Too soon our time was up. We had been with this shark about an hour, the maximum time allowed by regulation for whale shark viewers to hang with any one of them. Yet, as the boat prepared to depart, our new friend seemed, well, forlorn…he remained near the surface alongside the boat, still wanting to connect perhaps with the colorfully costumed people who came to visit him.
On any day, of course, you can have a different experience altogether. Wild animals are, well, wild and mostly unpredictable. Some people we met said that, on their expedition, the boat met up with a half dozen or more whale sharks. Their first three times the sharks zipped by them so fast, they couldn’t see anything. Then the crew asked the swimmers if anyone had bananas. One family proffered theirs; the crew tossed them in the water. Then their luck changed. They were able to swim for awhile with three different whale sharks before they finished.
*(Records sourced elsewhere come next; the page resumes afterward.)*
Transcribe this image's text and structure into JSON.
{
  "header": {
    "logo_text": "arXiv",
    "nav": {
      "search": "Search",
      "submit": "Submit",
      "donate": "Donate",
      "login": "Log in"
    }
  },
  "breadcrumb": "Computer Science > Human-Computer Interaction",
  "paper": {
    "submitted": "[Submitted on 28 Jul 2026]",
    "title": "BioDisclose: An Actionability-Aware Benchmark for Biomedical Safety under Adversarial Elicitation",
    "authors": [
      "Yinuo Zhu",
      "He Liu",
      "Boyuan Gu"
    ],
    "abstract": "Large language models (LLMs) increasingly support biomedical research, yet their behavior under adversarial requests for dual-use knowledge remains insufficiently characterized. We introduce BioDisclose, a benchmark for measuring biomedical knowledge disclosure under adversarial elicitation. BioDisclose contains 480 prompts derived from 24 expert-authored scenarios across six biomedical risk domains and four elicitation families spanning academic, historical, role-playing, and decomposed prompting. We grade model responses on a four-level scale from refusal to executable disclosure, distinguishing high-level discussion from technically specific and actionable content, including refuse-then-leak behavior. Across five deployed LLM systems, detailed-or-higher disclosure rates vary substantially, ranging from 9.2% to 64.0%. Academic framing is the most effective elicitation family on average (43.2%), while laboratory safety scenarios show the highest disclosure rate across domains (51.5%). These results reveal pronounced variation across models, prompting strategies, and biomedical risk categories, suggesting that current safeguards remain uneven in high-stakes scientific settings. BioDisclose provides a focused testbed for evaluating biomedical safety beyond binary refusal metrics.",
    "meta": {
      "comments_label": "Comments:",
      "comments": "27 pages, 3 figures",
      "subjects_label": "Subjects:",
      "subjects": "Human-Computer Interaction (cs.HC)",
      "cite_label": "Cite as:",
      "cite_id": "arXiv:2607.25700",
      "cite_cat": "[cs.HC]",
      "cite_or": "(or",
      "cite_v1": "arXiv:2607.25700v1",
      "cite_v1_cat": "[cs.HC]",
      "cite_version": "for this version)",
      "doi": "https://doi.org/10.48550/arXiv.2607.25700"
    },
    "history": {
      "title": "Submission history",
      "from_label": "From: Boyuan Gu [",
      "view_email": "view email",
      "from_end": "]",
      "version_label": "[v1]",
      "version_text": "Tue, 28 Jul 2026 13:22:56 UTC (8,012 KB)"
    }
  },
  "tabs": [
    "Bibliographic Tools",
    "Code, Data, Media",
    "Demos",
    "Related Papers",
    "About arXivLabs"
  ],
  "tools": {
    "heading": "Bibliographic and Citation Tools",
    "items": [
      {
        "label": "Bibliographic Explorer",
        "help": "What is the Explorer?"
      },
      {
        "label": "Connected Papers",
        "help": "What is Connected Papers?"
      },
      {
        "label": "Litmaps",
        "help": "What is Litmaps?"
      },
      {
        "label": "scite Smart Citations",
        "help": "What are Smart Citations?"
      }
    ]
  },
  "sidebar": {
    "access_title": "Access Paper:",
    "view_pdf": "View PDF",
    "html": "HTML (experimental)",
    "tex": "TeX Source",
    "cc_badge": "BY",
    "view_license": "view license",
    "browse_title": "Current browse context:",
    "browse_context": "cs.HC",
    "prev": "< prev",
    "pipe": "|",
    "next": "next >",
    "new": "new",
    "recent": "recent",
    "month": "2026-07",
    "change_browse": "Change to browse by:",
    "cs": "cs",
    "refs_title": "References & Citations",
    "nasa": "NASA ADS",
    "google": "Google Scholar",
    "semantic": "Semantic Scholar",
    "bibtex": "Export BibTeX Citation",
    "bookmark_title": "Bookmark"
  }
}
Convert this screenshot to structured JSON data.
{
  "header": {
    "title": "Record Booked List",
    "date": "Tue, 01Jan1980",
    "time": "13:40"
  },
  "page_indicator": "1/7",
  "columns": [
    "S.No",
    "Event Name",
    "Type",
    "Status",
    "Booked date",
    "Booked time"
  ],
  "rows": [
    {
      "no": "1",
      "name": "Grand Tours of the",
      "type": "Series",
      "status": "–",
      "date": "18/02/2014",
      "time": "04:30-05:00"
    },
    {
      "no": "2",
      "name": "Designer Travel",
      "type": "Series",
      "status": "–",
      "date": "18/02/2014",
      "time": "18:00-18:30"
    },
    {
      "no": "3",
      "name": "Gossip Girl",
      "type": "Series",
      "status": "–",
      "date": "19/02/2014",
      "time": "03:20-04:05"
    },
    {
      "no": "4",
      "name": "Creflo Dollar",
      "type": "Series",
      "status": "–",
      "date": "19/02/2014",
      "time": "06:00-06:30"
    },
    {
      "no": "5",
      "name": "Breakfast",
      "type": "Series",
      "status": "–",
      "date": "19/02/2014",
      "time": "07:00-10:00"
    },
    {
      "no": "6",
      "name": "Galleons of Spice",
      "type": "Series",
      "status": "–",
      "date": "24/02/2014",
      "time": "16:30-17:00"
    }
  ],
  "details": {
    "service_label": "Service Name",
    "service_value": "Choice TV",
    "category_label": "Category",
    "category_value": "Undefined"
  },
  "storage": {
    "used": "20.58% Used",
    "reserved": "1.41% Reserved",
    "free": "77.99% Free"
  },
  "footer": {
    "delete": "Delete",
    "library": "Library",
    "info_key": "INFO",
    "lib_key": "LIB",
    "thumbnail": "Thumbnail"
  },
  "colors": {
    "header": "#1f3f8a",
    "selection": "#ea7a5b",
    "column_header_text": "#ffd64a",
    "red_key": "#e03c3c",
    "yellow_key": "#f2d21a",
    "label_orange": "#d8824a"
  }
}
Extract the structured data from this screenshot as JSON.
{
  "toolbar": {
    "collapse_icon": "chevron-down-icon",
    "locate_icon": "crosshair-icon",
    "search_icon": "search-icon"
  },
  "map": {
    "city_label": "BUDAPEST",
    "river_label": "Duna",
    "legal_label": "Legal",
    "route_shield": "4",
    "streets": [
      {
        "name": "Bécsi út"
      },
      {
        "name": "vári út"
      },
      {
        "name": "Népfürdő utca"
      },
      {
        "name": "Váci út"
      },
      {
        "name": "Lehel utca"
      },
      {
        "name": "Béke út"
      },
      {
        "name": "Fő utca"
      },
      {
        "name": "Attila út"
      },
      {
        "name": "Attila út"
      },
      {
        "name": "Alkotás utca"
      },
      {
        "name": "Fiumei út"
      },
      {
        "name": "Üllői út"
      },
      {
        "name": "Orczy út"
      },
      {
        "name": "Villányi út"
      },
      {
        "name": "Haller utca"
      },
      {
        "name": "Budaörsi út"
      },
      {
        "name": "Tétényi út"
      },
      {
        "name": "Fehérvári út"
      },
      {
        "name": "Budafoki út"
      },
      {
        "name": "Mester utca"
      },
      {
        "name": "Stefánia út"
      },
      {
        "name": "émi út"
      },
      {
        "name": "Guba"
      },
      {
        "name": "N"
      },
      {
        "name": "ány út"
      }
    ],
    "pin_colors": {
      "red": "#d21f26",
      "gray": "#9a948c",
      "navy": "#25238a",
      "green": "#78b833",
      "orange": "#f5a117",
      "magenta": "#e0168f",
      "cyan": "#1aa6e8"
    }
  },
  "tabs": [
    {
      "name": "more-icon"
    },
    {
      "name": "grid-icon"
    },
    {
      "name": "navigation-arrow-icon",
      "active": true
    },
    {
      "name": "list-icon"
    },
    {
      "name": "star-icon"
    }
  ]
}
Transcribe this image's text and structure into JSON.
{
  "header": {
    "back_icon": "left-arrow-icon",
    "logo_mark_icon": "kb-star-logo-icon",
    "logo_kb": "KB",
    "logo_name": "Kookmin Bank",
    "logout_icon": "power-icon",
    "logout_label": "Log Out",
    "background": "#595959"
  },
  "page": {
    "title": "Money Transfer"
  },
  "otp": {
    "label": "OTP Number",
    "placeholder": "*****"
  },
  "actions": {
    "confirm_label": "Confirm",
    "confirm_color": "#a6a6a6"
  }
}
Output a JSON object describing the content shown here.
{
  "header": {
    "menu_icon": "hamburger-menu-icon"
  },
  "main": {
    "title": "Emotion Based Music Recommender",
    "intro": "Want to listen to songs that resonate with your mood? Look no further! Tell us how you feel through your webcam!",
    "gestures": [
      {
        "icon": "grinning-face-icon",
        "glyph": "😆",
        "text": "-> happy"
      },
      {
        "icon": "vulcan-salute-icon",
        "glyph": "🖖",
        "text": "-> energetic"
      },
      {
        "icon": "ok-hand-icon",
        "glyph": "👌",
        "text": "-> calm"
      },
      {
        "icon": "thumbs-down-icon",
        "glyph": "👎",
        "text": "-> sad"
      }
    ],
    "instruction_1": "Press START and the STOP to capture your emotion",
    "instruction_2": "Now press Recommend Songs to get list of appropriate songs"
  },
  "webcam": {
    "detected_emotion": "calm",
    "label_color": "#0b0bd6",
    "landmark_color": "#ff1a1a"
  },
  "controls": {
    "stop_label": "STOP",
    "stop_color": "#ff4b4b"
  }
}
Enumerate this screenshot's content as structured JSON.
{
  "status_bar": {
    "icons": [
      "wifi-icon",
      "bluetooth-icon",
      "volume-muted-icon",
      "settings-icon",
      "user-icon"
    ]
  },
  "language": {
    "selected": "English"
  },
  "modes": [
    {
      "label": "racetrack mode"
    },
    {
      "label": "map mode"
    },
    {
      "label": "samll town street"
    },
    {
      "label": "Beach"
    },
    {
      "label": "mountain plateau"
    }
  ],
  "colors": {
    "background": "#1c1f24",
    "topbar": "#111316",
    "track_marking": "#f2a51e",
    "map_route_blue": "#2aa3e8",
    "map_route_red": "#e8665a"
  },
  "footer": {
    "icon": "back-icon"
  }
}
However it happens, it’s a special privilege to view such an enormous animal and hang out with him for a while. Whale sharks are only found in the temperate zones around the globe, including the Caribbean off Mexico. Sadly, they are an endangered species due to commercial fishing, at least in part for the shark’s fins prized in China and Vietnam, and due to various environmental harms. The shark’s belated and infrequent mating exacerbates that problem: whale sharks only mate when 30 years or older and then only every few years.
But fortunately it’s a very connected world we live in. We can stay in touch with our finny friend online. Because Ed, our videographer, posted its markings, we can receive regular emails from him at www.whaleshark.org whenever he is spotted again.
Perhaps, we suggested, the URL could better reflect the awe-inspiring experience of swimming with a whale shark: surely it should be www.whaleshark.OMG!